Spending time in the sun helps your body to produce vitamin D, and most people are encouraged to get outside each day to spend time in nature. There are a few downsides to getting too much sun exposure, and the UV rays can also impact your eye health. Similar to your skin, the eyes are made up of tissue that absorbs UV rays. If you experience a large amount of UV ray exposure, then you could be at higher risk for developing several different eye conditions.
What Eye Conditions Are Associated With Sun Exposure?
Constant exposure to solar rays leaves you vulnerable to developing eye conditions that include cataracts, macular degeneration, and even ocular cancer. You can also create serious eye problems from even a single day of too much sun exposure.
Photokeratitis is a painful condition that is much like sunburn for the eyes. Snow skiers are prone to developing this condition since the sun’s rays tend to reflect off the surface of the ground and into the eye, even on cloudy days. This condition is usually temporary and treated by resting the eyes along with topical medications, but it further heightens the risk of developing long-term eye health issues.
What Should You Look for In Sunglasses?

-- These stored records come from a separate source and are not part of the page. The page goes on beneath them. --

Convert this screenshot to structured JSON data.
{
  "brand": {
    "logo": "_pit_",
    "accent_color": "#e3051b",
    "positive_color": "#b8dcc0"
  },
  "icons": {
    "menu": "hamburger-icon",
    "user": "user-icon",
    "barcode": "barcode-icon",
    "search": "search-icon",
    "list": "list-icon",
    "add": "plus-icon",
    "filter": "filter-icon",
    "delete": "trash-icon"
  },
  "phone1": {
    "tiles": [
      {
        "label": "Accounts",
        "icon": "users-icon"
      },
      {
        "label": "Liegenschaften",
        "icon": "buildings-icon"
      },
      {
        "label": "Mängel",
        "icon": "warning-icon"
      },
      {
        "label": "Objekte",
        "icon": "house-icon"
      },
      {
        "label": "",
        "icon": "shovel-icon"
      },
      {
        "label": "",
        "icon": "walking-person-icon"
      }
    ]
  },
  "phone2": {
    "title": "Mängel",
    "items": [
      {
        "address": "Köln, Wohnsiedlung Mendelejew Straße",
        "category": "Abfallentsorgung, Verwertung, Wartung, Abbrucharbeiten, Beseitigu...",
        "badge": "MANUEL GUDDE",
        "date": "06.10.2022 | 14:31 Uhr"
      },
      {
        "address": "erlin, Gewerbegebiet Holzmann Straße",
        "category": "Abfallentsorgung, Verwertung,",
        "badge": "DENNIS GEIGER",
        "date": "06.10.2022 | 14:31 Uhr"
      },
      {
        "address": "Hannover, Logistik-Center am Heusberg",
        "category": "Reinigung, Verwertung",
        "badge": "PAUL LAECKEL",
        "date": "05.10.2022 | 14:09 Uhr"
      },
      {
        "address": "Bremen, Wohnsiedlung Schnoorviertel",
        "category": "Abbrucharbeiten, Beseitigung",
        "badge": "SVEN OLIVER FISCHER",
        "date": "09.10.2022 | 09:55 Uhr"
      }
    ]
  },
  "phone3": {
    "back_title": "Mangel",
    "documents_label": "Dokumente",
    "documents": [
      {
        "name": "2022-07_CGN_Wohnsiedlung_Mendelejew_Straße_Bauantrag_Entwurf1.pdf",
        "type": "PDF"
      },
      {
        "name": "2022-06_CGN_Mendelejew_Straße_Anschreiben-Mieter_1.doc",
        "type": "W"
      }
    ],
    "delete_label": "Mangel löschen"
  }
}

Wearing sunglasses is one of the most effective ways to reduce the harmful effects of UV rays on your eyes. However, just throwing on any old pair that you can find might not be helpful. Instead, you’ll want to look for sunglasses that provide protection against 100% of UV-A and UVA-B rays. The best ophthalmologist can recommend a pair of sunglasses that also allows you to see clearly, especially if you need to wear corrective lenses. Pairing quality sunglasses with UV-ray protective contact lenses can help you double up on protection if you spend large amounts of time in the sun.
What Else Can You Do to Protect Your Vision?
While sunlight poses the most significant risk of exposing your eyes to UV rays, there are also indoor sources to watch out for. Welders should always wear special protective gear that includes helmets with UV-protective visors. Tanning salons are another hotbed for UV exposure. If you choose to tan, then make sure to cover your eyes during your session.
If you know that you’ve accumulated a large amount of sun exposure in your lifetime, or work in a career that involves UV rays indoors, then it is best to stay on top of your regular eye exams. If your eyes begin to show signs of UV ray damage, then a retinal disease specialist Brooklyn residents trust can recommend treatments that preserve your vision. For instance, thermal and micropulse therapy can aid in the treatment of macular degeneration so that you can continue to enjoy your favorite activities.
Today so much more is known about the effects of the sun on eye health. As you slather on the sunscreen, don’t forget to put on a pair of protective eyewear along with a wide-brimmed hat. If you do experience blurriness, pain, or other signs of sun damage, then schedule an eye exam right away. Often, sun damage can be treated before it leads to long-term issues that can include vision loss.